Your instructions: Go through the listing beneath this task and return every line that carries the string "title".
>>>>>
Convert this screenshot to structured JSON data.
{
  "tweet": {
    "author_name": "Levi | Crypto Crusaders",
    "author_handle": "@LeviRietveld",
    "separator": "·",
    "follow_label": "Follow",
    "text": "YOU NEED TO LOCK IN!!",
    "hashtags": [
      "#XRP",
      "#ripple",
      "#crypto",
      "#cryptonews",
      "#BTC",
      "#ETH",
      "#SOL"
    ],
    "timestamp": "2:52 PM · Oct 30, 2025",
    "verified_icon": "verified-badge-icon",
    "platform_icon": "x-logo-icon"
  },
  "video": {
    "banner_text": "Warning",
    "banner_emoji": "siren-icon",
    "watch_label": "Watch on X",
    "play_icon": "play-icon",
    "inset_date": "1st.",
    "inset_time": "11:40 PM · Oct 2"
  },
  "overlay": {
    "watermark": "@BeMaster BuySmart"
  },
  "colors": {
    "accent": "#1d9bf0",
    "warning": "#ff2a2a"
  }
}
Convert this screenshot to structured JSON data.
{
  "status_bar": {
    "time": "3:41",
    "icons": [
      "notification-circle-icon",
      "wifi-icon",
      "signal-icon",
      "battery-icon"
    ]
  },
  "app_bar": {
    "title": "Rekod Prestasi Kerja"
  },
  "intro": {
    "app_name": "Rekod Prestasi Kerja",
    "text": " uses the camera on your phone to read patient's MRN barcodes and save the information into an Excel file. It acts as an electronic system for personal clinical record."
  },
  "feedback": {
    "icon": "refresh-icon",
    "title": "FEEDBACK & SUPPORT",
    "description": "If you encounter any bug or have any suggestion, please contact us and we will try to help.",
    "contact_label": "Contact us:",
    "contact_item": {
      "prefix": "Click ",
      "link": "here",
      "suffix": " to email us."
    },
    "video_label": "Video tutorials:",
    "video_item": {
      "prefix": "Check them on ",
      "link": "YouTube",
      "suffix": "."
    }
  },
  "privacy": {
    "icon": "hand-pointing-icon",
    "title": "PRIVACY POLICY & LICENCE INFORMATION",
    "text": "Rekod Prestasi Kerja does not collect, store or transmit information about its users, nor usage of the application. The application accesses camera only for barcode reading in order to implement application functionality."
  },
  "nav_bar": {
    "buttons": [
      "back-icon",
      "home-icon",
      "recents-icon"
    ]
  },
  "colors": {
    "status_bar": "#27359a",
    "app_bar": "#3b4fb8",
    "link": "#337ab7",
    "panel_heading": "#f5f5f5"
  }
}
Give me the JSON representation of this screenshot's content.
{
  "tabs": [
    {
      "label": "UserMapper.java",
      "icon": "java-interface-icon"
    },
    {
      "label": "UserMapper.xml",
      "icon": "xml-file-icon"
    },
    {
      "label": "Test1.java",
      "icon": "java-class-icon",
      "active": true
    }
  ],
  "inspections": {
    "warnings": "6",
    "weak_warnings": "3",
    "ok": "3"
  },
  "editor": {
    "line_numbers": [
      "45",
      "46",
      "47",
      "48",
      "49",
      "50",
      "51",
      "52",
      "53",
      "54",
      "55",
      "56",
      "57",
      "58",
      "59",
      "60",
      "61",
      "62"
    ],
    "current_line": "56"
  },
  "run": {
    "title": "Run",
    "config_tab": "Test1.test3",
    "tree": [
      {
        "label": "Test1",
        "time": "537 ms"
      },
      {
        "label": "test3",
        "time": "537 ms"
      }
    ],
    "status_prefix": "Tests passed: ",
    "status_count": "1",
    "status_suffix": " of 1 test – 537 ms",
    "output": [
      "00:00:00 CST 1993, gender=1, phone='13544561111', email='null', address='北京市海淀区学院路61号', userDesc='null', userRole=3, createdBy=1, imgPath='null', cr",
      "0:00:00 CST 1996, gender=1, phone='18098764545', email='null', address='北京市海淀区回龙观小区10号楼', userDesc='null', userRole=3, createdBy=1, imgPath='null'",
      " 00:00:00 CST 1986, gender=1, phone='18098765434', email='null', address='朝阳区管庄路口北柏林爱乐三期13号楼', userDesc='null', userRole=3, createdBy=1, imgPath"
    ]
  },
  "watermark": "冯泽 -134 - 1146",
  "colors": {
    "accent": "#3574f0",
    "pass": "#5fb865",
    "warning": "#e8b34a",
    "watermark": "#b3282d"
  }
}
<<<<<
Exercise result:
    "title": "Rekod Prestasi Kerja"
    "title": "FEEDBACK & SUPPORT",
    "title": "PRIVACY POLICY & LICENCE INFORMATION",
    "title": "Run",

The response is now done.